Lottery is a game of chance in which tickets are sold for a prize. Often the prize is money, but sometimes goods are awarded. Some states run state-sponsored lotteries while others allow privately organized lotteries. Lotteries are very popular with the general public as they offer a way to win big prizes with small stakes. Historically, lotteries have been used as a means of raising funds for public and charitable causes.

The biggest winner from a lottery is the state government, who gets about 44 cents of every dollar spent on tickets. The remaining proceeds go toward a variety of different things, including education, park services and funds for veterans and seniors. Many states also donate a percentage of the revenue generated to charity.

In the United States, there are over 45 different lotteries, and they all have slightly different rules. Most of these have a central lottery commission that is responsible for setting up retail locations, selecting and licensing retailers, training employees to use lottery terminals and sell tickets, paying high-tier prizes, and making sure that retailers and players are following the rules and regulations set by the state.

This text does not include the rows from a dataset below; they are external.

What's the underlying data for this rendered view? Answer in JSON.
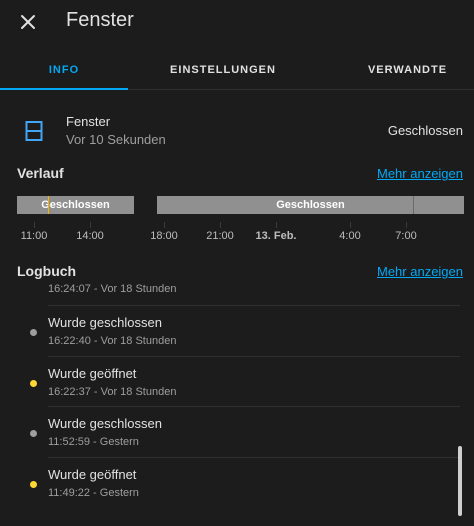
{
  "header": {
    "title": "Fenster",
    "close_icon": "close-icon"
  },
  "tabs": [
    {
      "label": "INFO",
      "active": true
    },
    {
      "label": "EINSTELLUNGEN",
      "active": false
    },
    {
      "label": "VERWANDTE",
      "active": false
    }
  ],
  "entity": {
    "icon": "window-closed-icon",
    "name": "Fenster",
    "last_changed": "Vor 10 Sekunden",
    "state": "Geschlossen"
  },
  "history": {
    "title": "Verlauf",
    "more_label": "Mehr anzeigen",
    "segments": [
      {
        "label": "Geschlossen"
      },
      {
        "label": "Geschlossen"
      }
    ],
    "ticks": [
      "11:00",
      "14:00",
      "18:00",
      "21:00",
      "13. Feb.",
      "4:00",
      "7:00"
    ]
  },
  "logbook": {
    "title": "Logbuch",
    "more_label": "Mehr anzeigen",
    "partial_entry": "16:24:07 - Vor 18 Stunden",
    "entries": [
      {
        "title": "Wurde geschlossen",
        "time": "16:22:40 - Vor 18 Stunden",
        "dot_color": "#9e9e9e"
      },
      {
        "title": "Wurde geöffnet",
        "time": "16:22:37 - Vor 18 Stunden",
        "dot_color": "#fdd835"
      },
      {
        "title": "Wurde geschlossen",
        "time": "11:52:59 - Gestern",
        "dot_color": "#9e9e9e"
      },
      {
        "title": "Wurde geöffnet",
        "time": "11:49:22 - Gestern",
        "dot_color": "#fdd835"
      }
    ]
  },
  "colors": {
    "accent": "#03a9f4",
    "closed": "#909090",
    "open": "#fdd835",
    "background": "#1c1c1c"
  }
}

In addition to the state sponsored lotteries, there are a number of private ones that are held to raise money for various purposes. These include scholarships, athletic programs and even housing units. In the world of sports, there are a few major lotteries that occur each year, such as the NBA draft lottery where the 14 teams that did not make the playoffs are given the first opportunity to select top college talent.